App and web page records
+--
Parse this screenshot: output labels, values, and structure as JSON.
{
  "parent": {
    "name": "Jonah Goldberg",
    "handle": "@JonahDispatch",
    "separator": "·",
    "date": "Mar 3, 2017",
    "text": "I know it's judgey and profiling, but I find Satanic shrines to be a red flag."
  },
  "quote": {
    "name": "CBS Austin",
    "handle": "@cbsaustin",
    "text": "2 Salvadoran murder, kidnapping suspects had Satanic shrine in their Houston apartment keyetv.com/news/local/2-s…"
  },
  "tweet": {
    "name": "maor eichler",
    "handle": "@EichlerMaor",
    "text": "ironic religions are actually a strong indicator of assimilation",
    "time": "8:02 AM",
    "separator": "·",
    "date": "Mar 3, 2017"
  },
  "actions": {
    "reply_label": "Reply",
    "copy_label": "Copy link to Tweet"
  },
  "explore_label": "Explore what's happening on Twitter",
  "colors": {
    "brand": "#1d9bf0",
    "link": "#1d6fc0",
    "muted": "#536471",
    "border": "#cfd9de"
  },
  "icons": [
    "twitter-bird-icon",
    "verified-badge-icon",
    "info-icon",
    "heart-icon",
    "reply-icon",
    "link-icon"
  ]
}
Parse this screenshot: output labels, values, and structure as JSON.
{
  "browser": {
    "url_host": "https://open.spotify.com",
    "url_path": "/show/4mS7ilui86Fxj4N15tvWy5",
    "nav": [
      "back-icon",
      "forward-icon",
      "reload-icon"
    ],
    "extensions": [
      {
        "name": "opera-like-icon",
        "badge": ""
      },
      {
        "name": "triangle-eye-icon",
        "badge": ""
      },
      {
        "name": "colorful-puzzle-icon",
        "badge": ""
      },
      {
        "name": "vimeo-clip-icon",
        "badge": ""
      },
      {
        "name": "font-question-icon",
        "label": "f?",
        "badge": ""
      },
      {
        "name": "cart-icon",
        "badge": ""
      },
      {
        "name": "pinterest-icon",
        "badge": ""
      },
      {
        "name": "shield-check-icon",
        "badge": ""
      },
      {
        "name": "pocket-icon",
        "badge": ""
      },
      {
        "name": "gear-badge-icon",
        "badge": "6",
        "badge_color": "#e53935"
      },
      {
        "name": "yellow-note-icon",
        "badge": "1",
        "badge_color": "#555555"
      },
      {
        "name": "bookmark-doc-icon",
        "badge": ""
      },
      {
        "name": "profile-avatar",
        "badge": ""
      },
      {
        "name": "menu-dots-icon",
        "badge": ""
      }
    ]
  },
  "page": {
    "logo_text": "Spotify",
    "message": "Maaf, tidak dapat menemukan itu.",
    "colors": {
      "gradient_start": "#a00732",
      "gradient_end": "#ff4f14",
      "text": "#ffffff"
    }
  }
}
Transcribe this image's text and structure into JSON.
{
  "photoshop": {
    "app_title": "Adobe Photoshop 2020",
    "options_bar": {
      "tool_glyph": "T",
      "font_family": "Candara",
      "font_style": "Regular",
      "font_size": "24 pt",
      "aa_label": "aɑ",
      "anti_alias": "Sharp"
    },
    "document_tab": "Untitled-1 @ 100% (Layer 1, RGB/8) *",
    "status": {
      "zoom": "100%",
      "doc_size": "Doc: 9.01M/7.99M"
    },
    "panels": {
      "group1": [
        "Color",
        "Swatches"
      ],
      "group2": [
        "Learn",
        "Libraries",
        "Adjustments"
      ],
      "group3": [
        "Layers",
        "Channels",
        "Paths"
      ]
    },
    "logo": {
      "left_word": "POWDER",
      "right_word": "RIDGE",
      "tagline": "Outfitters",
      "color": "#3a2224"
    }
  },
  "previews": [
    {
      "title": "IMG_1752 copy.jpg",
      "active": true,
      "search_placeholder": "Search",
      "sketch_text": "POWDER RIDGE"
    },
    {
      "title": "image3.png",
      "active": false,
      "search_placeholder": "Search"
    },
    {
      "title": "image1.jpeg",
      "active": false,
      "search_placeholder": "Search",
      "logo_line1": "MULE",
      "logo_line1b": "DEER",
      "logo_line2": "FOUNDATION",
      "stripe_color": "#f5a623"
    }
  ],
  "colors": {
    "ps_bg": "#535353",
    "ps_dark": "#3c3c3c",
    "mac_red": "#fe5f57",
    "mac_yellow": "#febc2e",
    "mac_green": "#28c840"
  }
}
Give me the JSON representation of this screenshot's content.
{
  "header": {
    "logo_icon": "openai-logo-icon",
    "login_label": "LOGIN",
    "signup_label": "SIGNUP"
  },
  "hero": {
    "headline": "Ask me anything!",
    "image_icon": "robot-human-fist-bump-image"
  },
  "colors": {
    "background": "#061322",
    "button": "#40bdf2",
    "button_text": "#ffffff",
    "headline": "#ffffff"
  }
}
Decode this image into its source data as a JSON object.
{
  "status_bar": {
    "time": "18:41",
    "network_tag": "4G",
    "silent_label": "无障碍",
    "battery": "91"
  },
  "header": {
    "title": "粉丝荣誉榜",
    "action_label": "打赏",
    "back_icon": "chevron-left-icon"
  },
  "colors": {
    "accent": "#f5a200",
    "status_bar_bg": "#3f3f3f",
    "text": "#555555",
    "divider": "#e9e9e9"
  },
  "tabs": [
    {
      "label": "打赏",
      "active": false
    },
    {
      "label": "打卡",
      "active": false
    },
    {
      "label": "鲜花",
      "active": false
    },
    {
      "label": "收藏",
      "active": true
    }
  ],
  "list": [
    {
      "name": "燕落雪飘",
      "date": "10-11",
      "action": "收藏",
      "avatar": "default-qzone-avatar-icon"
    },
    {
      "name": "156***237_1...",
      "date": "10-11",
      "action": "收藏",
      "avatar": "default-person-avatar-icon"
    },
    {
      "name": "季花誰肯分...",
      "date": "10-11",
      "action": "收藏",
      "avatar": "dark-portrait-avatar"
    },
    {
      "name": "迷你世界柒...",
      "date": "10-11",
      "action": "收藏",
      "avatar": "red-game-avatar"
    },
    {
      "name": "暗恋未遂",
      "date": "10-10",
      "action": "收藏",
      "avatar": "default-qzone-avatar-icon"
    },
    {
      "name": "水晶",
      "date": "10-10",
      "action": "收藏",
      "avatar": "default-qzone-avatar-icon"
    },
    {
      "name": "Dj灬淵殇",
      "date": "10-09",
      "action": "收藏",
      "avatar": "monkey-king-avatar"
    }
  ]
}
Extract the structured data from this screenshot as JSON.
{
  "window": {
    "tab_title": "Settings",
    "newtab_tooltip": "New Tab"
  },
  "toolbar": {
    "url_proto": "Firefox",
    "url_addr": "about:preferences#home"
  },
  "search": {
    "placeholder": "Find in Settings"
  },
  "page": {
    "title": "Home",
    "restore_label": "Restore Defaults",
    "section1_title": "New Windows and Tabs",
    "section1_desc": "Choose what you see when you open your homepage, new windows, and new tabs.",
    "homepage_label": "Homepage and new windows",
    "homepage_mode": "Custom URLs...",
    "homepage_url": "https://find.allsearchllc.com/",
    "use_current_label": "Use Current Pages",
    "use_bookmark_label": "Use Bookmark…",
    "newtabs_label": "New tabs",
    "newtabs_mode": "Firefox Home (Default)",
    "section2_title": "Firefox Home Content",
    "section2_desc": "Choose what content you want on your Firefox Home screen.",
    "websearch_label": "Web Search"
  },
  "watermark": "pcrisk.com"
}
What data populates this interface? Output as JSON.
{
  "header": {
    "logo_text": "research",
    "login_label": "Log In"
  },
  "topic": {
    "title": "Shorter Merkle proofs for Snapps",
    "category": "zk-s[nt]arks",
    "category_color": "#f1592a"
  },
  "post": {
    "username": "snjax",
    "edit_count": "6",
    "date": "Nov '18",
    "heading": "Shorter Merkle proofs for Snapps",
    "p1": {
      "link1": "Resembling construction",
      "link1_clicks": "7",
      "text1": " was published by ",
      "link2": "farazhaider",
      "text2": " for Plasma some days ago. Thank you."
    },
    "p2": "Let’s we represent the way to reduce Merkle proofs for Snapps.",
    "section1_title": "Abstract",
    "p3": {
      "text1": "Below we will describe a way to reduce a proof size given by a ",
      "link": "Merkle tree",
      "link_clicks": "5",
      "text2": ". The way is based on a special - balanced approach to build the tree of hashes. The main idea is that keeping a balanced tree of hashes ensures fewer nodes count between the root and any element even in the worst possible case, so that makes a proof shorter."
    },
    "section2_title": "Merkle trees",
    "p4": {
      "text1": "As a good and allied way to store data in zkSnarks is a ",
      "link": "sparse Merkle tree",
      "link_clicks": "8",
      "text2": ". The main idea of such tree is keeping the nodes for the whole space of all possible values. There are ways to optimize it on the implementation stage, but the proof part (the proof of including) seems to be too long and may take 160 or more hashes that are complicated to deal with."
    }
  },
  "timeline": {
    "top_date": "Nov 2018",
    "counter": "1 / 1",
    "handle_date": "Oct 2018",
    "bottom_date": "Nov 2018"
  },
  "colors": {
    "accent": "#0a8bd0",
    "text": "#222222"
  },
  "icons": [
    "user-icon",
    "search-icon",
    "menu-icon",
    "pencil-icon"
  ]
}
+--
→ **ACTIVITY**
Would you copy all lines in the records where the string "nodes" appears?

→ **RESULT BELOW**
      "text2": ". The way is based on a special - balanced approach to build the tree of hashes. The main idea is that keeping a balanced tree of hashes ensures fewer nodes count between the root and any element even in the worst possible case, so that makes a proof shorter."
      "text2": ". The main idea of such tree is keeping the nodes for the whole space of all possible values. There are ways to optimize it on the implementation stage, but the proof part (the proof of including) seems to be too long and may take 160 or more hashes that are complicated to deal with."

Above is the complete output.